_Page and application data records_
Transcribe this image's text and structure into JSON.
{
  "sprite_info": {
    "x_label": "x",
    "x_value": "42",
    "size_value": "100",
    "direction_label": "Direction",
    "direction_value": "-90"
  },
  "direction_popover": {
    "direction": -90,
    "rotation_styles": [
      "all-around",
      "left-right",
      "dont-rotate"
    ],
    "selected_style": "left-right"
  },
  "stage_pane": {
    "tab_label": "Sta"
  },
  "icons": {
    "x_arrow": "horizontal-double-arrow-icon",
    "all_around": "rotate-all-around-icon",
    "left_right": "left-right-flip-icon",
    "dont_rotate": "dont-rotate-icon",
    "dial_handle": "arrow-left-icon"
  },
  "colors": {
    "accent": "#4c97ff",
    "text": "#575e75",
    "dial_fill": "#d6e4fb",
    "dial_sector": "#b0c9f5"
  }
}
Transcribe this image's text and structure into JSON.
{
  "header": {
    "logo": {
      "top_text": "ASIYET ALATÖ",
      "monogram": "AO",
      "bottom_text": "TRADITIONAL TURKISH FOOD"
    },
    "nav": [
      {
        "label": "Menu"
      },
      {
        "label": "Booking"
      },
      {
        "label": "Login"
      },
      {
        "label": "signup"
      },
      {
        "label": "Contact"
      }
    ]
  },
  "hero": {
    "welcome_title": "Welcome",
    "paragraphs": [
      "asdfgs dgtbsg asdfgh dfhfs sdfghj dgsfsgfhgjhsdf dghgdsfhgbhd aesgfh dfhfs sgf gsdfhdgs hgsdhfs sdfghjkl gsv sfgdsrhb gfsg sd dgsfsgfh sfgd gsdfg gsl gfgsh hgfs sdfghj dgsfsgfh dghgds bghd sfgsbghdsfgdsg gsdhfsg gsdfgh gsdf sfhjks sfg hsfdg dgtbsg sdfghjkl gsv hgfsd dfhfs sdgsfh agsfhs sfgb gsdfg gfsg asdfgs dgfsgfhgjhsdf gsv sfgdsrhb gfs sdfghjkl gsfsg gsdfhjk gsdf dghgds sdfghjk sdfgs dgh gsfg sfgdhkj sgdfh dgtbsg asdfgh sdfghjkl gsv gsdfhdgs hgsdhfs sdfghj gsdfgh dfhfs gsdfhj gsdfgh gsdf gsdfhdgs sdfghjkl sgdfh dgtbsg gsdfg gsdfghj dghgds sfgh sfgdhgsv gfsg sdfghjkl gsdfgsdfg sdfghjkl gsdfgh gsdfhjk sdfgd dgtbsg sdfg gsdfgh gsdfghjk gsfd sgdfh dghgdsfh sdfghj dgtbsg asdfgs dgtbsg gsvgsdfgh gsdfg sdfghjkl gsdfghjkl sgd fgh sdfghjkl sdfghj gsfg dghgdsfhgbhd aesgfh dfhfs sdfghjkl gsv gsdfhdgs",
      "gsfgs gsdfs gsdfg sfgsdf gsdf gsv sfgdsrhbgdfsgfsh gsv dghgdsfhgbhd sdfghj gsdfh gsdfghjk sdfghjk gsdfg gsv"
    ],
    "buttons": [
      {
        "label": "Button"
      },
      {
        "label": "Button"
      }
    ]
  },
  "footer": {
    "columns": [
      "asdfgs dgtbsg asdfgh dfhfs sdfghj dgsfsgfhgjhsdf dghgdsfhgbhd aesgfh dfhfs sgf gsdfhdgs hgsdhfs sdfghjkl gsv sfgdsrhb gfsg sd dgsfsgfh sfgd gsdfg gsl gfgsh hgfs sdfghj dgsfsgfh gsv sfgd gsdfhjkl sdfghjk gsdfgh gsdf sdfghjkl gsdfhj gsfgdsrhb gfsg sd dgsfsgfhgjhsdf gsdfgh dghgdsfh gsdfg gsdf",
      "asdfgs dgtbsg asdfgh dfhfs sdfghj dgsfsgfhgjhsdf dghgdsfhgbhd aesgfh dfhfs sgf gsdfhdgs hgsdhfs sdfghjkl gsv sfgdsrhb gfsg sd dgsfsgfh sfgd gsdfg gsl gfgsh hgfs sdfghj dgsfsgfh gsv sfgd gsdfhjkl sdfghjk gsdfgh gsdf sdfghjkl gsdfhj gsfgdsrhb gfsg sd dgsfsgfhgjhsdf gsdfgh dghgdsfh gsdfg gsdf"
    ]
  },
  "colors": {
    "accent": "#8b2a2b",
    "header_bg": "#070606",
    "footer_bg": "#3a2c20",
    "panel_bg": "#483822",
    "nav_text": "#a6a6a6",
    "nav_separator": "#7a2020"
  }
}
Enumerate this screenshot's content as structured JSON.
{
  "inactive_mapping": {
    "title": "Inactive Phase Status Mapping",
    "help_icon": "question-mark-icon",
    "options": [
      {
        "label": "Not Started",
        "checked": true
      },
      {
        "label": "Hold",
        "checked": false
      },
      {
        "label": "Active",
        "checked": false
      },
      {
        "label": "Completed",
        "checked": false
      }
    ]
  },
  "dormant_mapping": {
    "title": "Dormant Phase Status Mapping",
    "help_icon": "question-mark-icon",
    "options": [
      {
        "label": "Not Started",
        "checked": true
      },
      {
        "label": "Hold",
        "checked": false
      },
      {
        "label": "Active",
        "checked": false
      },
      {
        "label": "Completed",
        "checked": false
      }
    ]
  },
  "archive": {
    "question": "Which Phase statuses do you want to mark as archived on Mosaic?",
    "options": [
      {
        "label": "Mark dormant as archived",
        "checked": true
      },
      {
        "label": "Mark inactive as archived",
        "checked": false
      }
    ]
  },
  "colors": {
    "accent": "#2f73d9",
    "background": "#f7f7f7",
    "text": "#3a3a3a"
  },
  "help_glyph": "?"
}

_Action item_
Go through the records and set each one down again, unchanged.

_Your solution_
Transcribe this image's text and structure into JSON.
{
  "sprite_info": {
    "x_label": "x",
    "x_value": "42",
    "size_value": "100",
    "direction_label": "Direction",
    "direction_value": "-90"
  },
  "direction_popover": {
    "direction": -90,
    "rotation_styles": [
      "all-around",
      "left-right",
      "dont-rotate"
    ],
    "selected_style": "left-right"
  },
  "stage_pane": {
    "tab_label": "Sta"
  },
  "icons": {
    "x_arrow": "horizontal-double-arrow-icon",
    "all_around": "rotate-all-around-icon",
    "left_right": "left-right-flip-icon",
    "dont_rotate": "dont-rotate-icon",
    "dial_handle": "arrow-left-icon"
  },
  "colors": {
    "accent": "#4c97ff",
    "text": "#575e75",
    "dial_fill": "#d6e4fb",
    "dial_sector": "#b0c9f5"
  }
}
Transcribe this image's text and structure into JSON.
{
  "header": {
    "logo": {
      "top_text": "ASIYET ALATÖ",
      "monogram": "AO",
      "bottom_text": "TRADITIONAL TURKISH FOOD"
    },
    "nav": [
      {
        "label": "Menu"
      },
      {
        "label": "Booking"
      },
      {
        "label": "Login"
      },
      {
        "label": "signup"
      },
      {
        "label": "Contact"
      }
    ]
  },
  "hero": {
    "welcome_title": "Welcome",
    "paragraphs": [
      "asdfgs dgtbsg asdfgh dfhfs sdfghj dgsfsgfhgjhsdf dghgdsfhgbhd aesgfh dfhfs sgf gsdfhdgs hgsdhfs sdfghjkl gsv sfgdsrhb gfsg sd dgsfsgfh sfgd gsdfg gsl gfgsh hgfs sdfghj dgsfsgfh dghgds bghd sfgsbghdsfgdsg gsdhfsg gsdfgh gsdf sfhjks sfg hsfdg dgtbsg sdfghjkl gsv hgfsd dfhfs sdgsfh agsfhs sfgb gsdfg gfsg asdfgs dgfsgfhgjhsdf gsv sfgdsrhb gfs sdfghjkl gsfsg gsdfhjk gsdf dghgds sdfghjk sdfgs dgh gsfg sfgdhkj sgdfh dgtbsg asdfgh sdfghjkl gsv gsdfhdgs hgsdhfs sdfghj gsdfgh dfhfs gsdfhj gsdfgh gsdf gsdfhdgs sdfghjkl sgdfh dgtbsg gsdfg gsdfghj dghgds sfgh sfgdhgsv gfsg sdfghjkl gsdfgsdfg sdfghjkl gsdfgh gsdfhjk sdfgd dgtbsg sdfg gsdfgh gsdfghjk gsfd sgdfh dghgdsfh sdfghj dgtbsg asdfgs dgtbsg gsvgsdfgh gsdfg sdfghjkl gsdfghjkl sgd fgh sdfghjkl sdfghj gsfg dghgdsfhgbhd aesgfh dfhfs sdfghjkl gsv gsdfhdgs",
      "gsfgs gsdfs gsdfg sfgsdf gsdf gsv sfgdsrhbgdfsgfsh gsv dghgdsfhgbhd sdfghj gsdfh gsdfghjk sdfghjk gsdfg gsv"
    ],
    "buttons": [
      {
        "label": "Button"
      },
      {
        "label": "Button"
      }
    ]
  },
  "footer": {
    "columns": [
      "asdfgs dgtbsg asdfgh dfhfs sdfghj dgsfsgfhgjhsdf dghgdsfhgbhd aesgfh dfhfs sgf gsdfhdgs hgsdhfs sdfghjkl gsv sfgdsrhb gfsg sd dgsfsgfh sfgd gsdfg gsl gfgsh hgfs sdfghj dgsfsgfh gsv sfgd gsdfhjkl sdfghjk gsdfgh gsdf sdfghjkl gsdfhj gsfgdsrhb gfsg sd dgsfsgfhgjhsdf gsdfgh dghgdsfh gsdfg gsdf",
      "asdfgs dgtbsg asdfgh dfhfs sdfghj dgsfsgfhgjhsdf dghgdsfhgbhd aesgfh dfhfs sgf gsdfhdgs hgsdhfs sdfghjkl gsv sfgdsrhb gfsg sd dgsfsgfh sfgd gsdfg gsl gfgsh hgfs sdfghj dgsfsgfh gsv sfgd gsdfhjkl sdfghjk gsdfgh gsdf sdfghjkl gsdfhj gsfgdsrhb gfsg sd dgsfsgfhgjhsdf gsdfgh dghgdsfh gsdfg gsdf"
    ]
  },
  "colors": {
    "accent": "#8b2a2b",
    "header_bg": "#070606",
    "footer_bg": "#3a2c20",
    "panel_bg": "#483822",
    "nav_text": "#a6a6a6",
    "nav_separator": "#7a2020"
  }
}
Enumerate this screenshot's content as structured JSON.
{
  "inactive_mapping": {
    "title": "Inactive Phase Status Mapping",
    "help_icon": "question-mark-icon",
    "options": [
      {
        "label": "Not Started",
        "checked": true
      },
      {
        "label": "Hold",
        "checked": false
      },
      {
        "label": "Active",
        "checked": false
      },
      {
        "label": "Completed",
        "checked": false
      }
    ]
  },
  "dormant_mapping": {
    "title": "Dormant Phase Status Mapping",
    "help_icon": "question-mark-icon",
    "options": [
      {
        "label": "Not Started",
        "checked": true
      },
      {
        "label": "Hold",
        "checked": false
      },
      {
        "label": "Active",
        "checked": false
      },
      {
        "label": "Completed",
        "checked": false
      }
    ]
  },
  "archive": {
    "question": "Which Phase statuses do you want to mark as archived on Mosaic?",
    "options": [
      {
        "label": "Mark dormant as archived",
        "checked": true
      },
      {
        "label": "Mark inactive as archived",
        "checked": false
      }
    ]
  },
  "colors": {
    "accent": "#2f73d9",
    "background": "#f7f7f7",
    "text": "#3a3a3a"
  },
  "help_glyph": "?"
}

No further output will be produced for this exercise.